A power of attorney can be an important part of your estate plan. This document gives someone you trust, known as your agent, the legal authority to act on your behalf in defined situations where you’re unable to do so. But what if that person becomes unavailable or unsuitable for the role? And what if that happens after you have become disabled or incapacitated? There are ways you can guard against or remedy such an eventuality.
Under Arizona law, a person of sound mind may execute a durable power of attorney to appoint an agent in charge of your financial and/or health care decisions. The term “durable” means that the power stays in effect even after you have become disabled or incapacitated, provided that the continuation is specified in the document. The powers authorized can be broad or narrow. Your agent can be authorized to make critical medical treatment decisions for you and/or take charge of your financial responsibilities, in whole or in part. Copies of the power of attorney can be kept by your estate planning lawyer and provided to caregivers and financial institutions.

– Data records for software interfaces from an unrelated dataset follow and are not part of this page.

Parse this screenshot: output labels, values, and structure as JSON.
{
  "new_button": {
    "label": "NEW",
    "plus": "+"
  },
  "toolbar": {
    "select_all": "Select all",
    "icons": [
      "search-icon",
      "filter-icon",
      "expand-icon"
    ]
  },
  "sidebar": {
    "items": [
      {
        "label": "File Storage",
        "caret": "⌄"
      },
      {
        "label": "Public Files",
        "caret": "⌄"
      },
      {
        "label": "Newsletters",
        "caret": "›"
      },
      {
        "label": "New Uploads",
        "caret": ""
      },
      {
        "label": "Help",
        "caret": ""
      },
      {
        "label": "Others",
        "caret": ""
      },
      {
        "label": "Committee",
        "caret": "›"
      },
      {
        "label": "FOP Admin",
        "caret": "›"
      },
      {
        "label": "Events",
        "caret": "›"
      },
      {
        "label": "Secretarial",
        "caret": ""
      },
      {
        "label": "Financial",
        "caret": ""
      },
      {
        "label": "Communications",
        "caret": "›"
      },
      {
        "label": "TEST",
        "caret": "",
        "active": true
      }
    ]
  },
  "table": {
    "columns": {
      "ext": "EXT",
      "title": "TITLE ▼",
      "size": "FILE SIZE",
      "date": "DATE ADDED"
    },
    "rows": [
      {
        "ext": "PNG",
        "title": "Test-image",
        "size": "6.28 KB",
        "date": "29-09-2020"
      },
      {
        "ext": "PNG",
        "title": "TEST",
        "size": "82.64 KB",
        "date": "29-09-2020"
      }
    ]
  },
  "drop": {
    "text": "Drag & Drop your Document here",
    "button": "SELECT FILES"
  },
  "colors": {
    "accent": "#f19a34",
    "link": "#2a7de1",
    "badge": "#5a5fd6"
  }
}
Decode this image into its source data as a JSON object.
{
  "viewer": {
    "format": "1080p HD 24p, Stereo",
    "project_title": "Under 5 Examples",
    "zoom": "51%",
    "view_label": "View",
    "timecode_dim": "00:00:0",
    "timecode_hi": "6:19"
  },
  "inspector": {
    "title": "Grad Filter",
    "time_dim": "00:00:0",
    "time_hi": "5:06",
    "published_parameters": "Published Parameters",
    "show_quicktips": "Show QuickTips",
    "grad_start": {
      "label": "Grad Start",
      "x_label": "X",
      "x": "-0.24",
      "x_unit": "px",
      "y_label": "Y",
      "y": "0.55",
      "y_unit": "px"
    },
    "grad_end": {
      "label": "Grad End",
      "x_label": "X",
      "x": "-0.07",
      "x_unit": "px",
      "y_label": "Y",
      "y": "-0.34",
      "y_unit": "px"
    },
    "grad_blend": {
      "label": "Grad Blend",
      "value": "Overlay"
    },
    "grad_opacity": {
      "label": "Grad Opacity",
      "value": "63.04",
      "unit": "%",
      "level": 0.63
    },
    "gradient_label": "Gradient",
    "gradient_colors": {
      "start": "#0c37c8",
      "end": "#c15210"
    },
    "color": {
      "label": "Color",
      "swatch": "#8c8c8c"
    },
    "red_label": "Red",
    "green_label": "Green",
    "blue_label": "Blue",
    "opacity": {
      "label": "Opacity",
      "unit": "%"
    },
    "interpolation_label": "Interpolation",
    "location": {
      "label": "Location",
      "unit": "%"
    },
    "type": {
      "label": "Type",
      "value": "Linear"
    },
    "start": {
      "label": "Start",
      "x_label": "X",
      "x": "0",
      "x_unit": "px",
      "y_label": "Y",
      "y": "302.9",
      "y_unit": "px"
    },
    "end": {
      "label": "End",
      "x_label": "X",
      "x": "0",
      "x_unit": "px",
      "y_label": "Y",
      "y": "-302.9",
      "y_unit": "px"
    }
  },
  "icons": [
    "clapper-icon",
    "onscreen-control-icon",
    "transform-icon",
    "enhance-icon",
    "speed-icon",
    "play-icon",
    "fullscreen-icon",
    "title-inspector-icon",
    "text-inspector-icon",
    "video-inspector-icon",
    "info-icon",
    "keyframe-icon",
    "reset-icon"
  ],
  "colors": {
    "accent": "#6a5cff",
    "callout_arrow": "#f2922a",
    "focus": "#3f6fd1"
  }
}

It is vital that the person you choose as your agent is trustworthy and has the ability to carry out the responsibilities that are entailed. However, the choice may have to be reevaluated if circumstances change. Your agent might move away, become ill or disabled or become unreliable for other reasons. In the worst case, the agent might die. In other cases, your health, financial or other personal situation might change such that your original agent is no longer suitable. The relationship between you and your agent might sour so that you no longer trust that person to continue to serve. Any of these occurrences may warrant the agent’s replacement. To make the change, you should consult with an estate planning attorney, who will have you fill out the appropriate form, execute it in front of a notary and send copies to all other parties in interest.
As long as you are of sound mind, you are free to execute a new power of attorney without limitation. The problem is that the need to replace the agent may happen at a time when you’re no longer able to do so. The current agent might then be unavailable to act or might take actions that would not be in your best interests. A good way to prevent a lapse in your power of attorney is to name a substitute agent to take over if the original agent becomes unwilling or unable to perform. The document must specify when this takeover might occur and what procedure must be followed.
Pennington Law, PLLC, with offices in Surprise, Sun City West, Buckeye and Peoria, serves the estate planning needs of people throughout Arizona. Feel free to contact us online or call 623-208-7867 for an initial consultation.